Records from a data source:
○ ○ ○

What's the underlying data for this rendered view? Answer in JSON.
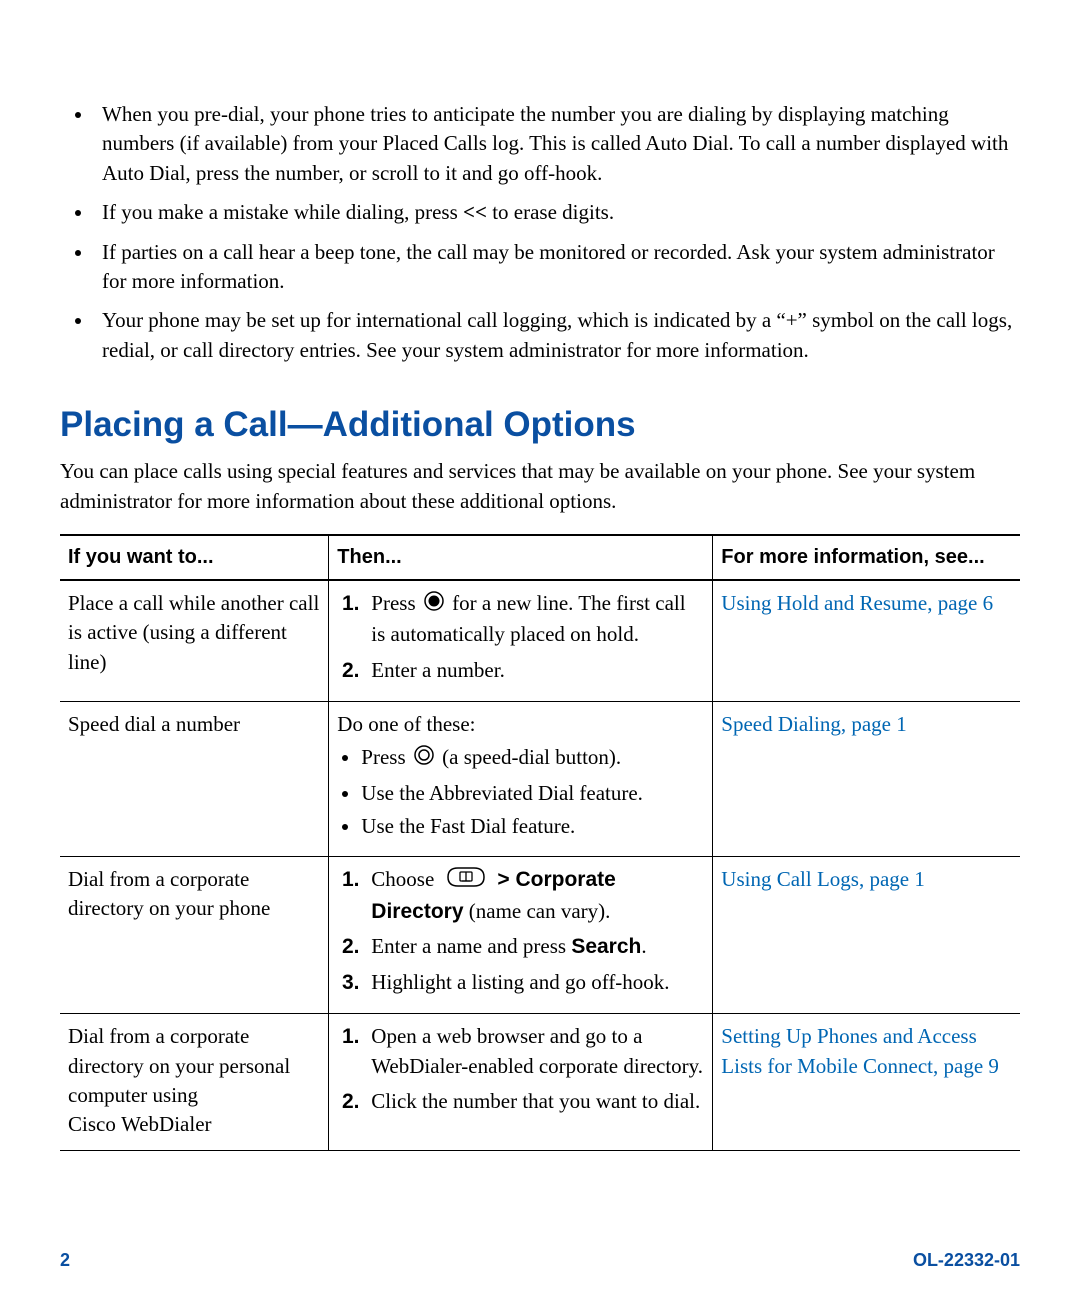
{
  "bullets": {
    "b1_a": "When you pre-dial, your phone tries to anticipate the number you are dialing by displaying matching numbers (if available) from your Placed Calls log. This is called Auto Dial. To call a number displayed with Auto Dial, press the number, or scroll to it and go off-hook.",
    "b2_a": "If you make a mistake while dialing, press ",
    "b2_key": "<<",
    "b2_b": " to erase digits.",
    "b3_a": "If parties on a call hear a beep tone, the call may be monitored or recorded. Ask your system administrator for more information.",
    "b4_a": "Your phone may be set up for international call logging, which is indicated by a “+” symbol on the call logs, redial, or call directory entries. See your system administrator for more information."
  },
  "heading": "Placing a Call—Additional Options",
  "intro": "You can place calls using special features and services that may be available on your phone. See your system administrator for more information about these additional options.",
  "table": {
    "headers": {
      "h1": "If you want to...",
      "h2": "Then...",
      "h3": "For more information, see..."
    },
    "row1": {
      "col1": "Place a call while another call is active (using a different line)",
      "s1a": "Press ",
      "s1b": " for a new line. The first call is automatically placed on hold.",
      "s2": "Enter a number.",
      "link": "Using Hold and Resume, page 6"
    },
    "row2": {
      "col1": "Speed dial a number",
      "lead": "Do one of these:",
      "i1a": "Press ",
      "i1b": " (a speed-dial button).",
      "i2": "Use the Abbreviated Dial feature.",
      "i3": "Use the Fast Dial feature.",
      "link": "Speed Dialing, page 1"
    },
    "row3": {
      "col1": "Dial from a corporate directory on your phone",
      "s1a": "Choose ",
      "s1b_bold": " > Corporate Directory",
      "s1c": " (name can vary).",
      "s2a": "Enter a name and press ",
      "s2b_bold": "Search",
      "s2c": ".",
      "s3": "Highlight a listing and go off-hook.",
      "link": "Using Call Logs, page 1"
    },
    "row4": {
      "col1": "Dial from a corporate directory on your personal computer using Cisco WebDialer",
      "s1": "Open a web browser and go to a WebDialer-enabled corporate directory.",
      "s2": "Click the number that you want to dial.",
      "link": "Setting Up Phones and Access Lists for Mobile Connect, page 9"
    }
  },
  "footer": {
    "page": "2",
    "doc": "OL-22332-01"
  }
}
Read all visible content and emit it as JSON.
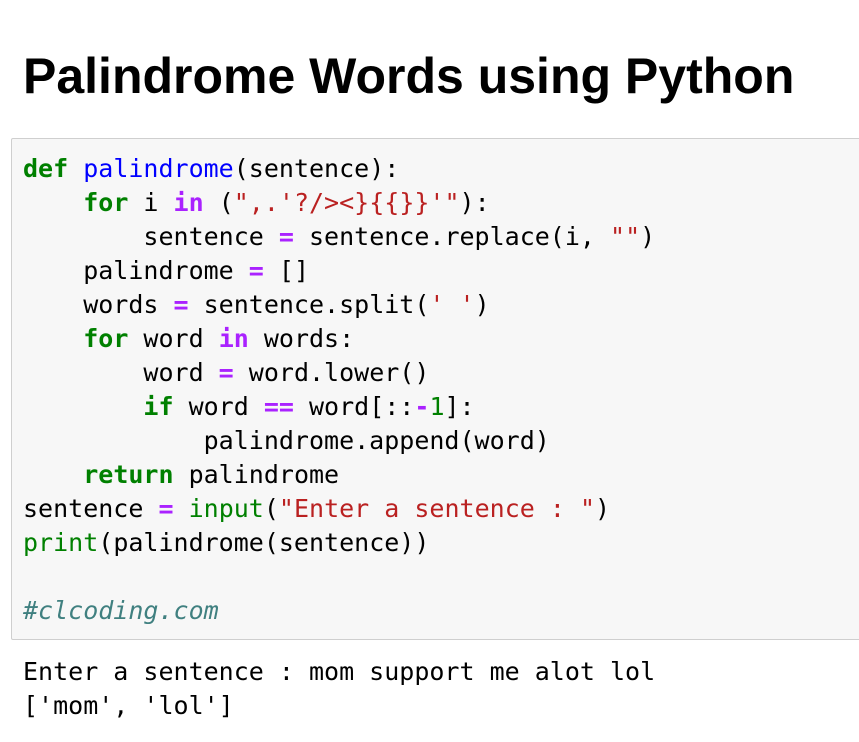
{
  "title": "Palindrome Words using Python",
  "code": {
    "l1": {
      "t1": "def",
      "t2": " ",
      "t3": "palindrome",
      "t4": "(sentence):"
    },
    "l2": {
      "t1": "    ",
      "t2": "for",
      "t3": " i ",
      "t4": "in",
      "t5": " (",
      "t6": "\",.'?/><}{{}}'\"",
      "t7": "):"
    },
    "l3": {
      "t1": "        sentence ",
      "t2": "=",
      "t3": " sentence.replace(i, ",
      "t4": "\"\"",
      "t5": ")"
    },
    "l4": {
      "t1": "    palindrome ",
      "t2": "=",
      "t3": " []"
    },
    "l5": {
      "t1": "    words ",
      "t2": "=",
      "t3": " sentence.split(",
      "t4": "' '",
      "t5": ")"
    },
    "l6": {
      "t1": "    ",
      "t2": "for",
      "t3": " word ",
      "t4": "in",
      "t5": " words:"
    },
    "l7": {
      "t1": "        word ",
      "t2": "=",
      "t3": " word.lower()"
    },
    "l8": {
      "t1": "        ",
      "t2": "if",
      "t3": " word ",
      "t4": "==",
      "t5": " word[::",
      "t6": "-",
      "t7": "1",
      "t8": "]:"
    },
    "l9": {
      "t1": "            palindrome.append(word)"
    },
    "l10": {
      "t1": "    ",
      "t2": "return",
      "t3": " palindrome"
    },
    "l11": {
      "t1": "sentence ",
      "t2": "=",
      "t3": " ",
      "t4": "input",
      "t5": "(",
      "t6": "\"Enter a sentence : \"",
      "t7": ")"
    },
    "l12": {
      "t1": "print",
      "t2": "(palindrome(sentence))"
    },
    "l13": {
      "t1": ""
    },
    "l14": {
      "t1": "#clcoding.com"
    }
  },
  "output": {
    "line1": "Enter a sentence : mom support me alot lol",
    "line2": "['mom', 'lol']"
  }
}
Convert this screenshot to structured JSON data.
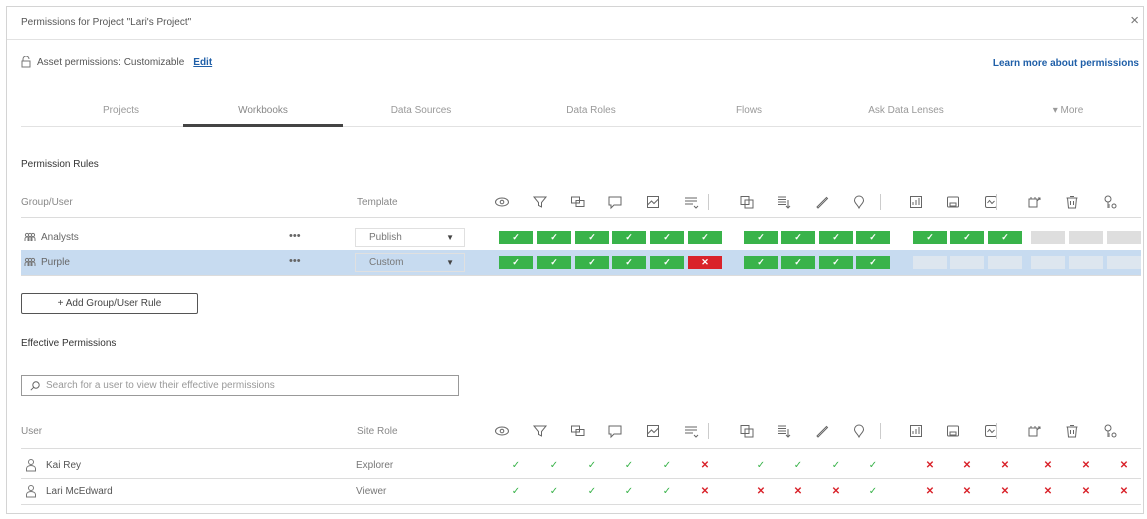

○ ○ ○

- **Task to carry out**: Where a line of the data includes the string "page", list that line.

- **Solution for this problem**:
      "link": "Using Hold and Resume, page 6"
      "link": "Speed Dialing, page 1"
      "link": "Using Call Logs, page 1"
      "link": "Setting Up Phones and Access Lists for Mobile Connect, page 9"
    "page": "2",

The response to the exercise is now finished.